It isn't necessary to remove all the paint. As long as you get the compromised areas smooth, and the low spots or holes level, you can achieve good repainting results.


Step 1

Scrape loose, chipped paint from the surface, using a putty knife or wire brush. Wipe away remaining dust and bits with a damp rag.

Step 2

Fill deep areas -- caused by removing several layers of old paint, for instance -- with joint compound, using the putty knife's blade for small repairs, or a drywall-mudding trowel for large ones. Allow the compound to dry for the time suggested on the label, which may be several hours or even a day or two.


Step 3

Sand the compound -- or low, scraped areas -- smooth, using 120- or 150-grit drywall sand paper. Wipe off the dust with a barely damp rag.

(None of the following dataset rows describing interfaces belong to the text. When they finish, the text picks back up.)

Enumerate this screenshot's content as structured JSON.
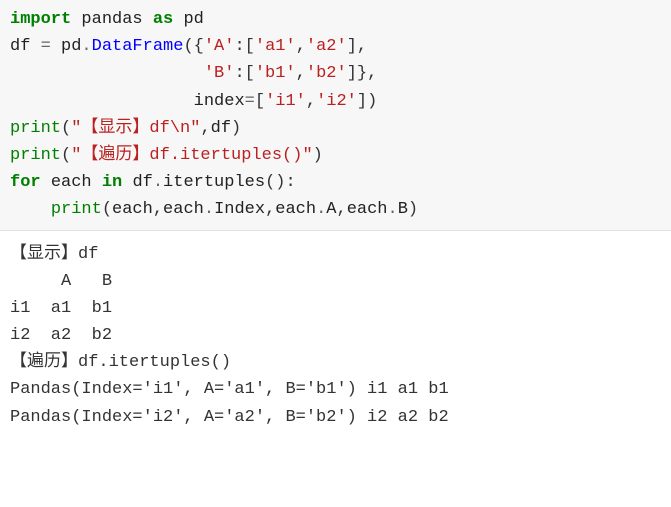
{
  "code": {
    "t_import": "import",
    "t_pandas": "pandas",
    "t_as": "as",
    "t_pd": "pd",
    "t_df": "df",
    "t_eq": "=",
    "t_pd2": "pd",
    "t_dot1": ".",
    "t_DataFrame": "DataFrame",
    "t_lp1": "(",
    "t_lb1": "{",
    "t_sA": "'A'",
    "t_col1": ":",
    "t_lbr1": "[",
    "t_sa1": "'a1'",
    "t_com1": ",",
    "t_sa2": "'a2'",
    "t_rbr1": "]",
    "t_com2": ",",
    "t_sB": "'B'",
    "t_col2": ":",
    "t_lbr2": "[",
    "t_sb1": "'b1'",
    "t_com3": ",",
    "t_sb2": "'b2'",
    "t_rbr2": "]",
    "t_rb1": "}",
    "t_com4": ",",
    "t_index": "index",
    "t_eq2": "=",
    "t_lbr3": "[",
    "t_si1": "'i1'",
    "t_com5": ",",
    "t_si2": "'i2'",
    "t_rbr3": "]",
    "t_rp1": ")",
    "t_print1": "print",
    "t_lp2": "(",
    "t_str1": "\"【显示】df\\n\"",
    "t_com6": ",",
    "t_df2": "df",
    "t_rp2": ")",
    "t_print2": "print",
    "t_lp3": "(",
    "t_str2": "\"【遍历】df.itertuples()\"",
    "t_rp3": ")",
    "t_for": "for",
    "t_each": "each",
    "t_in": "in",
    "t_df3": "df",
    "t_dot2": ".",
    "t_itertuples": "itertuples",
    "t_lp4": "(",
    "t_rp4": ")",
    "t_col3": ":",
    "t_print3": "print",
    "t_lp5": "(",
    "t_each2": "each",
    "t_com7": ",",
    "t_each3": "each",
    "t_dot3": ".",
    "t_Index": "Index",
    "t_com8": ",",
    "t_each4": "each",
    "t_dot4": ".",
    "t_A": "A",
    "t_com9": ",",
    "t_each5": "each",
    "t_dot5": ".",
    "t_B": "B",
    "t_rp5": ")"
  },
  "output": {
    "l1": "【显示】df",
    "l2": "     A   B",
    "l3": "i1  a1  b1",
    "l4": "i2  a2  b2",
    "l5": "【遍历】df.itertuples()",
    "l6": "Pandas(Index='i1', A='a1', B='b1') i1 a1 b1",
    "l7": "Pandas(Index='i2', A='a2', B='b2') i2 a2 b2"
  }
}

Run your hand over the sanded surface to check for flatness.

Step 4

Apply a few thin or sparse coats of primer to the sanded areas with a paint roller -- as with paint, a few thin coats of primer adhere better than one or two thick coats, decreasing the chance of eventual chipping.


Allow sufficient drying time between applications; refer to the can's label, which may suggest 10 or 20 minutes between coats. For a relentlessly humid home, allow at least twice as much drying time for better paint staying power.

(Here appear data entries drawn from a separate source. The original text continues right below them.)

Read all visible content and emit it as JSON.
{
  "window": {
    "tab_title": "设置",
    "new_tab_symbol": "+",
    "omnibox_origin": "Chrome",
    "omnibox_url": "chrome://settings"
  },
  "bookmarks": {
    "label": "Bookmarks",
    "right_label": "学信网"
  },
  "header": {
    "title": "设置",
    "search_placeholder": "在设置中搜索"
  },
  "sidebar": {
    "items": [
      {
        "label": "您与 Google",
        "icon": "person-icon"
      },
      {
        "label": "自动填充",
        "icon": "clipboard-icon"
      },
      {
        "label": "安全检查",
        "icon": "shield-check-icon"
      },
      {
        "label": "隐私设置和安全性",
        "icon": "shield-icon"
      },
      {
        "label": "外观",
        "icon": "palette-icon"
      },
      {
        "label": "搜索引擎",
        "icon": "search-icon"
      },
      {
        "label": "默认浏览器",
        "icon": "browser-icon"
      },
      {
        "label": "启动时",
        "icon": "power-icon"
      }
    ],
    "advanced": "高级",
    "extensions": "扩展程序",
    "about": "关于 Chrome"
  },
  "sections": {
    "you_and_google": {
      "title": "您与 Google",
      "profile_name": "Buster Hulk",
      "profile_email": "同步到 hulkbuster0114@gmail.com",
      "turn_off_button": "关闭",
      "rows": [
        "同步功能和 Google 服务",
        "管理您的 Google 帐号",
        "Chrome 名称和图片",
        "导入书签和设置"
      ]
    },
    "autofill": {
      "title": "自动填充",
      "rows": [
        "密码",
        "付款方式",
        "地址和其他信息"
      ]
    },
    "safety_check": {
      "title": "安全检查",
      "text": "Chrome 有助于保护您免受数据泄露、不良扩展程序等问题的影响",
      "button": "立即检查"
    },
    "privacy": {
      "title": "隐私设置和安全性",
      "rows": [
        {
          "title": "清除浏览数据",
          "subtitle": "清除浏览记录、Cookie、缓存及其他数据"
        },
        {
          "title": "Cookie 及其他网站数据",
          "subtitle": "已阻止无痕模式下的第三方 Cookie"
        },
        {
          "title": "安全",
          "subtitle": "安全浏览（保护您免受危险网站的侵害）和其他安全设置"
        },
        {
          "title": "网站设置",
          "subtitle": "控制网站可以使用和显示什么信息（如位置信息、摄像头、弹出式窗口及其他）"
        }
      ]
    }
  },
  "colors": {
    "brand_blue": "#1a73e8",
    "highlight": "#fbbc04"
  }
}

Step 5

Apply a few coats of paint to the primed area with a lightly loaded roller, using a paint color that matches the surrounding hue. Again, allow sufficient time between applications.


You can apply oil-based paint over water-based paint, but not vice versa -- this would cause paint to lift, unless you start with a clean surface and an oil-based primer.